DATA FOR THE TASK:
>>>>
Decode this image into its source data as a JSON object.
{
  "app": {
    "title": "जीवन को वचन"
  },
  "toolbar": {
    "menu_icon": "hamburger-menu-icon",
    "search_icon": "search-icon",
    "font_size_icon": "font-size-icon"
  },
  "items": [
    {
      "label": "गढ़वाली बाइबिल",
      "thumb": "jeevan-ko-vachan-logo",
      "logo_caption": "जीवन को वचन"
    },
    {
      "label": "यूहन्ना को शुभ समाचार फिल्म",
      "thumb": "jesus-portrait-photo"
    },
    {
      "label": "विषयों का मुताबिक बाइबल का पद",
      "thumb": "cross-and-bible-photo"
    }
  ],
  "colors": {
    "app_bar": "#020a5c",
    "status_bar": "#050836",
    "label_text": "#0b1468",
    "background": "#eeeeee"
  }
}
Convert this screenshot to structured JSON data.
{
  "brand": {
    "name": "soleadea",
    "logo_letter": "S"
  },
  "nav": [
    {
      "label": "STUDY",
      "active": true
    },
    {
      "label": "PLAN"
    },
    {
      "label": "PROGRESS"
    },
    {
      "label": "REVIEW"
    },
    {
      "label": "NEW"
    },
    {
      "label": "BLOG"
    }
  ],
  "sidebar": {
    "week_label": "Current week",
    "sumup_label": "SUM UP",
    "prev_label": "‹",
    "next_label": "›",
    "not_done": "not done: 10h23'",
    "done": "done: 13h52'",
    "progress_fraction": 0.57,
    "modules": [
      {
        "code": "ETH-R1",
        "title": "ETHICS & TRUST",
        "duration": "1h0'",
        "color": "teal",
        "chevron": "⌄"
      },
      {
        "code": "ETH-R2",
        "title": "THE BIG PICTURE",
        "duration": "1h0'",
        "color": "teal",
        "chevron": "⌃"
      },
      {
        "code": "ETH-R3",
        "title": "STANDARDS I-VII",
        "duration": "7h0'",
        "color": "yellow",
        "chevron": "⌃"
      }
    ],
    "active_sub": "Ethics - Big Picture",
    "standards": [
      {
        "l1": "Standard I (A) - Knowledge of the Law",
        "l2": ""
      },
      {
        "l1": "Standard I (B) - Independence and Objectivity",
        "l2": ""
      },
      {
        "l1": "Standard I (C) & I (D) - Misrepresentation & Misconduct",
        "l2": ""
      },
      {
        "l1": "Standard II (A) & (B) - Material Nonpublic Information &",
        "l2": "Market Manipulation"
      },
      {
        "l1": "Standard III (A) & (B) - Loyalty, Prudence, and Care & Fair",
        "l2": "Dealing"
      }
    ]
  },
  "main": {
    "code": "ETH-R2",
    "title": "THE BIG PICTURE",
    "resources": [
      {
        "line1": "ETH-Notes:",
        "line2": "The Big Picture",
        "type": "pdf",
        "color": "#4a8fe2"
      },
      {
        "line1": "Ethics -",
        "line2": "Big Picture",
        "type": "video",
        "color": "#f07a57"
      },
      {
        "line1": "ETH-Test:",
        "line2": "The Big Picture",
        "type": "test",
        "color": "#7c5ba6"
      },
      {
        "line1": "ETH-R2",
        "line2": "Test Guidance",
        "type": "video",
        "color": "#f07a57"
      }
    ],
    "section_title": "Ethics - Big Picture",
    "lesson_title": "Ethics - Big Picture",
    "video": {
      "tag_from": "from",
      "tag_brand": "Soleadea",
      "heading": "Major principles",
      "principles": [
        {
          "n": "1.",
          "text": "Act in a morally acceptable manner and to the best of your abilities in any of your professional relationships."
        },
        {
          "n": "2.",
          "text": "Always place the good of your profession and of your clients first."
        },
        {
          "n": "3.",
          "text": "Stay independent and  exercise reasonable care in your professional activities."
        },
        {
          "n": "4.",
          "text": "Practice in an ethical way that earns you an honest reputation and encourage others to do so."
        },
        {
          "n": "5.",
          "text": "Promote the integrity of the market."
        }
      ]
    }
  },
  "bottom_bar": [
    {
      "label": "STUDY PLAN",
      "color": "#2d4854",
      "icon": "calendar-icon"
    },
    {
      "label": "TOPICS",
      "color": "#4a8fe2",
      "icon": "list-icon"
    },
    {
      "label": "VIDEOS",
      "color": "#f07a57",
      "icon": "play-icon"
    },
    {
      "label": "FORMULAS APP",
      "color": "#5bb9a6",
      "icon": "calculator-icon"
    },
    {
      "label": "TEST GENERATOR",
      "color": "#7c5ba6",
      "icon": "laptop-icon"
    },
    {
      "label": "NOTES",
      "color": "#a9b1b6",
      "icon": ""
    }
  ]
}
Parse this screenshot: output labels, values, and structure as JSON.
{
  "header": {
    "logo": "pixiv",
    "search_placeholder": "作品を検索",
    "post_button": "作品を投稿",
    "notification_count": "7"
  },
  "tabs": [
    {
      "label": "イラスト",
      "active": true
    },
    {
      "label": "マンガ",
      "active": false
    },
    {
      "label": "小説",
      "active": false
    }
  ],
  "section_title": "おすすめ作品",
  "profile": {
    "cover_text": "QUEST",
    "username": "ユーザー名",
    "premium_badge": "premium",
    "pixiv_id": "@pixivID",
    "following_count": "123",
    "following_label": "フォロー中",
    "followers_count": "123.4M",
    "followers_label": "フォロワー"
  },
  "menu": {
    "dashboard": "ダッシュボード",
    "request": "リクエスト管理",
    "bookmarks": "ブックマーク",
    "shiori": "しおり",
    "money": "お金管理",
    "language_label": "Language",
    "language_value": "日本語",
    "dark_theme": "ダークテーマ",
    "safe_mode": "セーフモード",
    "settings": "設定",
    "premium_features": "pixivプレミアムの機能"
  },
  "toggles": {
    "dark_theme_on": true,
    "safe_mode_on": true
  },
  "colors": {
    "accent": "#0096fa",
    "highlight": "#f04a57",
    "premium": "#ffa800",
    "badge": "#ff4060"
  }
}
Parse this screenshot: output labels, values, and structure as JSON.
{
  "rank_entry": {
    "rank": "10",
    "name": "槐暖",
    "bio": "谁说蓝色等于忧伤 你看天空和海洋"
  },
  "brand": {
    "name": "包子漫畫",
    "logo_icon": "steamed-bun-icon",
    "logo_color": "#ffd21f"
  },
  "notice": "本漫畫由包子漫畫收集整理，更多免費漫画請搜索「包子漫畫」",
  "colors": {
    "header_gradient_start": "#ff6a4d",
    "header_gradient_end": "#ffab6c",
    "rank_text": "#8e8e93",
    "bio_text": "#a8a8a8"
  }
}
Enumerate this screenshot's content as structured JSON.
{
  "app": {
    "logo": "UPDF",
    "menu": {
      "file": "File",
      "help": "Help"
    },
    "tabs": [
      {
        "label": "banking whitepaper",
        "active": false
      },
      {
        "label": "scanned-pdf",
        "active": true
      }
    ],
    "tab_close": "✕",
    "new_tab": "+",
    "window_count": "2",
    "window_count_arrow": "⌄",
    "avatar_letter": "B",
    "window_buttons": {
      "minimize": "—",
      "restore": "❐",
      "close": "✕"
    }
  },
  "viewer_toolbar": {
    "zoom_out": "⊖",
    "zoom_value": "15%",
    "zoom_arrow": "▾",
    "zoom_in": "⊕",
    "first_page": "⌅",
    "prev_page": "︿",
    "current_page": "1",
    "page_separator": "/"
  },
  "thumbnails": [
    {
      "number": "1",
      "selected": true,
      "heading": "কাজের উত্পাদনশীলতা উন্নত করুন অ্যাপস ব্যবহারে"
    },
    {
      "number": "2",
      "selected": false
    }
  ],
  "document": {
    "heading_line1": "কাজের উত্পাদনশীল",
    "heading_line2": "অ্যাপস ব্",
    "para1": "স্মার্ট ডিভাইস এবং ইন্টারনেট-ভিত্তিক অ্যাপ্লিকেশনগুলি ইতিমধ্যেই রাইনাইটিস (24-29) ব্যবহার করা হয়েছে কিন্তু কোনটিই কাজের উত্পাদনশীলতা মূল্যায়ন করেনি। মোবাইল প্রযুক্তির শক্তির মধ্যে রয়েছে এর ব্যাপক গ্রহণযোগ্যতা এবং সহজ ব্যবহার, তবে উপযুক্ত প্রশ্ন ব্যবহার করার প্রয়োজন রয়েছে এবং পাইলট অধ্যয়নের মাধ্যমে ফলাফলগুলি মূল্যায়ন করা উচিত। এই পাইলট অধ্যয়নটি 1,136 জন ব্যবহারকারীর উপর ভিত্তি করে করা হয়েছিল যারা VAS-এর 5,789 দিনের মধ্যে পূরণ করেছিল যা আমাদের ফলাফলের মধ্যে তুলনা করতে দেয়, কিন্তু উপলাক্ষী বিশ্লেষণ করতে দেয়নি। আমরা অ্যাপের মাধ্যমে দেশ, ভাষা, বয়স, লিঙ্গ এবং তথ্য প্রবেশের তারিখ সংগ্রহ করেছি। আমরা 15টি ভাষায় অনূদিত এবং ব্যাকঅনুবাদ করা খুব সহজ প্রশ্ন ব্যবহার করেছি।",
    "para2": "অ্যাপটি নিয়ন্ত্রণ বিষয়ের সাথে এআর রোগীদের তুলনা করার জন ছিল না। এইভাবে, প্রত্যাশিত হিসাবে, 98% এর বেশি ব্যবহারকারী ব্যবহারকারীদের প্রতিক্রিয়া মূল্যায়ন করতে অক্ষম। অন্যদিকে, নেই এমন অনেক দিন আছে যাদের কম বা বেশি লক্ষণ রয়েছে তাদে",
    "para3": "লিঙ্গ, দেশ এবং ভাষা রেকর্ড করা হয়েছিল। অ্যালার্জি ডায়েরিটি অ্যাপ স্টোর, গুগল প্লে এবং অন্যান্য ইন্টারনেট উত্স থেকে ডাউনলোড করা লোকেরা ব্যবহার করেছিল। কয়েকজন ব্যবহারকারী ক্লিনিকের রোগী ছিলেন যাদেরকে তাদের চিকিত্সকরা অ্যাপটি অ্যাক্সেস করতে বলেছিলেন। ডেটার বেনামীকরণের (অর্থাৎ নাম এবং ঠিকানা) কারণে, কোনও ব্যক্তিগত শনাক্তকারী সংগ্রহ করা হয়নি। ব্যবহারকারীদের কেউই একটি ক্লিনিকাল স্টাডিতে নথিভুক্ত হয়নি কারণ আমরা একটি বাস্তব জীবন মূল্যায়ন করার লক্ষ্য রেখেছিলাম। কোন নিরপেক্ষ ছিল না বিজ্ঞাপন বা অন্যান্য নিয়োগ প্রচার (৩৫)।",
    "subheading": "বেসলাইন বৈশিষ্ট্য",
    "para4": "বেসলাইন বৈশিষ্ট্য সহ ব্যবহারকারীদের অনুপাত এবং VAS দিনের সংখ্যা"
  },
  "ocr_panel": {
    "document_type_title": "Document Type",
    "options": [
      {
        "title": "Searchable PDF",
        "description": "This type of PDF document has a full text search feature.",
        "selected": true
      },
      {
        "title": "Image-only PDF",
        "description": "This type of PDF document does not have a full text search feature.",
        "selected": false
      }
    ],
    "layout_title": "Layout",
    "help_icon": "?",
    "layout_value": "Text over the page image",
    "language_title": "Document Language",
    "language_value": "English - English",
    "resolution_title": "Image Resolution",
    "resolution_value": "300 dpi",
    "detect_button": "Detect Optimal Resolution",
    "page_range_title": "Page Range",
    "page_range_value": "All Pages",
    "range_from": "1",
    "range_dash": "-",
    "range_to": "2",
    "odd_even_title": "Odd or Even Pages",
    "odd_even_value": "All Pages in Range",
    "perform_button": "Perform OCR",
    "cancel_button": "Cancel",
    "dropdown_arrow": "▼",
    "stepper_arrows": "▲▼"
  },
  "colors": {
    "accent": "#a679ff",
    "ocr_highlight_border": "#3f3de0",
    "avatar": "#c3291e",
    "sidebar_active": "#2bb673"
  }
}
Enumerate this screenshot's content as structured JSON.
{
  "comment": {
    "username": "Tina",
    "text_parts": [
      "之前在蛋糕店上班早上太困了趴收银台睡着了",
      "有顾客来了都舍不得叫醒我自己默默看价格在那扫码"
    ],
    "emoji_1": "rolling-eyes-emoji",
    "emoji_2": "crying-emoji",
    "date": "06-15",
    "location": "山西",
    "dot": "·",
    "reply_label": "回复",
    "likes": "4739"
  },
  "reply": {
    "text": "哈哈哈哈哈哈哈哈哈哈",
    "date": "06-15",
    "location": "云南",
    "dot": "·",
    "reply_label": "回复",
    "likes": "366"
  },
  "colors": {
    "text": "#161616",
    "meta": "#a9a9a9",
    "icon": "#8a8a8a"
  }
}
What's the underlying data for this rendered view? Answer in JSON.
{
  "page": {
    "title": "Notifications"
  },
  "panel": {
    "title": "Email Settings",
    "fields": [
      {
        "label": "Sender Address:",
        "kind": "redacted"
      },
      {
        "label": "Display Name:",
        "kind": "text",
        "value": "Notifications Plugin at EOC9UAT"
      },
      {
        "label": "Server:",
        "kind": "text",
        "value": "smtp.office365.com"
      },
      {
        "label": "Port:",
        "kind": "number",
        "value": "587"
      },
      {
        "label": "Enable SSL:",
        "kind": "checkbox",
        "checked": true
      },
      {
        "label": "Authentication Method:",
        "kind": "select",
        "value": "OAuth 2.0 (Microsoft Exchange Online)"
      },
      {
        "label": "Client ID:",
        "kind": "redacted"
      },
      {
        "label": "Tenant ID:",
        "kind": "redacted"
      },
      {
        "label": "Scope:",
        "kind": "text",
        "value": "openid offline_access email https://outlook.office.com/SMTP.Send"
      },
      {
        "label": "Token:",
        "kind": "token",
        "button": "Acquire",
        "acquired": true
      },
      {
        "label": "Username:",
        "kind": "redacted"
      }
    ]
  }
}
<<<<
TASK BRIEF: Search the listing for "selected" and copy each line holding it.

SOLUTION TO THIS PROBLEM:
      "selected": true,
      "selected": false
        "selected": true
        "selected": false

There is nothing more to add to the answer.